On 25 January 2012, the European Commission presented a proposal for a General Data Protection Regulation (GDPR) and a proposal for a Directive concerning the processing of personal data for the purposes of prevention, investigation, detection or prosecution of criminal offences or the execution of criminal penalties. The GDPR regulation was regarded at being long overdue, as the current rules originated from the late 1990s. Needless to say that, given the technological developments and the way in which we handle and process data, there was much support for a modernization of the corresponding regulations. Moreover, the revision came at a time where governments were accused of spying and Tech giants were under scrutiny for failing to properly handle consumers’ personal data. Personal data were being sold on to third parties for targeted advertising and other arguably intrusive purposes. The latter gave the proposal not just a political but an emotional charge, as most individuals who use the internet will have felt violated in their privacy on one or more occasions due to data harvesting and consecutive targeted practices.

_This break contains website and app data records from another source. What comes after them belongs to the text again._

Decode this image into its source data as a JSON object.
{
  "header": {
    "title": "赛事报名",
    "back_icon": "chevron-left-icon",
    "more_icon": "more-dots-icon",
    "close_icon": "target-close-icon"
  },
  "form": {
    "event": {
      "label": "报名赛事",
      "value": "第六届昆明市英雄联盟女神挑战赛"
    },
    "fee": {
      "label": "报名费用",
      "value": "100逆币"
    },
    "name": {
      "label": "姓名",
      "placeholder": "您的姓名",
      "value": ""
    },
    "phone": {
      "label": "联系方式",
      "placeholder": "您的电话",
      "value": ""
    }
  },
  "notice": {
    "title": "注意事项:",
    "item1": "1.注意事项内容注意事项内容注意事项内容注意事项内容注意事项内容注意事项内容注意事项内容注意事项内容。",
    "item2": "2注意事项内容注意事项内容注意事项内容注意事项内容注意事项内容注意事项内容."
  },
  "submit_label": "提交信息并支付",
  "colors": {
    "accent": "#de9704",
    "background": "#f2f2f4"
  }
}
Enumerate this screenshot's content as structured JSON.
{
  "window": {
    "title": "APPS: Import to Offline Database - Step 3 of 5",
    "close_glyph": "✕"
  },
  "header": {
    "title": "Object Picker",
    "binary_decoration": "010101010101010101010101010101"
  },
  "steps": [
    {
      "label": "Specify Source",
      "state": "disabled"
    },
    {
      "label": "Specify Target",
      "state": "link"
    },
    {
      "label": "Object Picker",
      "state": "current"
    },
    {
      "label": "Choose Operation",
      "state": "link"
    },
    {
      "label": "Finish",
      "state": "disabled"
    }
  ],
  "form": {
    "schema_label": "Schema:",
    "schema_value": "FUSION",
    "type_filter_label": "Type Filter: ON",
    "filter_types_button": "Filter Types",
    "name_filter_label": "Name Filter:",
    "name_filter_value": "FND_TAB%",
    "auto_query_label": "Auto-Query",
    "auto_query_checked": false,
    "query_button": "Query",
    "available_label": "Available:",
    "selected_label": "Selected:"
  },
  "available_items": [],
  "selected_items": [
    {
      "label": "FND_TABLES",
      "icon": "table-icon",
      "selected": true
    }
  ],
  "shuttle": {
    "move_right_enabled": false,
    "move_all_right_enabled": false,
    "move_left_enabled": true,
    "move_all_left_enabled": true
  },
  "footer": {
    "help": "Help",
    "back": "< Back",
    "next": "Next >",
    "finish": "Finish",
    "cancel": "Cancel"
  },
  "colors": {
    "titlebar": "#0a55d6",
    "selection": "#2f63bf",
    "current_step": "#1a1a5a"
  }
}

We would argue that the proposal was written to curb such practices and, whilst accepting that data flows relatively freely these days, there must be safeguards to prevent abuse and to protect both the consumer and the citizen. The European Commission, however, understood that these safeguards must not create unnecessary regulatory and administrative burdens on businesses that are highly unlikely to pose a threat in this context. More specifically, the Commission intended to exempt Small and Medium Sized Enterprises (SMEs) from the scope of the proposal, except in cases where a small business would process (sensitive) data as a core activity. For the European Small Business Alliance (ESBA), two important examples of potentially burdensome and costly requirements were the obligation to undertake expensive and administratively heavy Impact Assessments as to how a small business processes its data, as well as the obligation to employ a data protection officer, which had been calculated to cost anywhere between 40.000 and 80.000 Euro per annum. One could argue that, notwithstanding its potentially small size, for an insurance company or a call center, holding a large amount of potentially sensitive data, such as medical files, credit card information, etc, having a data protection of office might be justified. For the vast majority of small businesses however, it is not. It is extremely unlikely that a butcher, a baker, a shopkeeper or a small service provider will hold sensitive data, let alone abuse that data or sell it on to third parties. The majority of EU SMEs (92%) are micro companies, with fewer than 10, in most cases 3 or 4. Not only is the nature of these businesses not such that they would abuse customers’ data or even hold sensitive data, the nature of the business is also such that the turnover will relatively low and the business owner is responsible for most if not all aspects of the business. There is no IT department, no legal or accounting department of HR division. Asking these businesses to undertake time-consuming impact assessments and hire expensive data protection officers would be unreasonable and unnecessary. ESBA understood this and so did the European Commission.
When the proposal reached the European Parliament, however, the Rapporteur decided to delete the exemption for non-data driven SMEs and include all businesses in the scope of the proposal. In other words, the aforementioned micro companies would now face having to comply with measures that were not intended for them and that could potentially put them out of business. The European Small Business Alliance lobbied hard to reinstate the exemption in the European Parliament’s report, supported by a rapporteur for opinion in the file and a number of other champions within that institution. All classic lobbying tools were used – from one to one meetings in Brussels to position papers and strategic moments, articles in the press, events in the Parliament in Brussels and own publications – to the formation of an industry alliance to state our case. As the issue affects virtually every individual in some way of form, many MEPs formed their own opinion, rather than aligning with their parties. ESBA therefore traveled to Strasbourg to speak to as many MEPs possible during Strasbourg week. Against all expectations, the deletion of the exemption still survived the first reading in the European Parliament and was adopted in Plenary. Our focus now needed to shift to the Trilogue negotiations. By utilizing our members to bring our concerns to their national governments and by using our extensive network in Brussels within the European Parliament, Commission and Council, we were able to convince the right people at the right moments of the potential dangers of the Parliament’s report and the deletion of the exemptions. On 15 December 2015, the European Parliament, the Council and the Commission reached agreement on the new data protection rules, including the re-introduction of the exemptions for non-date driven SMEs. On 8 April 2016 the Council adopted the Regulation and the Directive. And on 14 April 2016 the Regulation and the Directive were adopted by the European Parliament.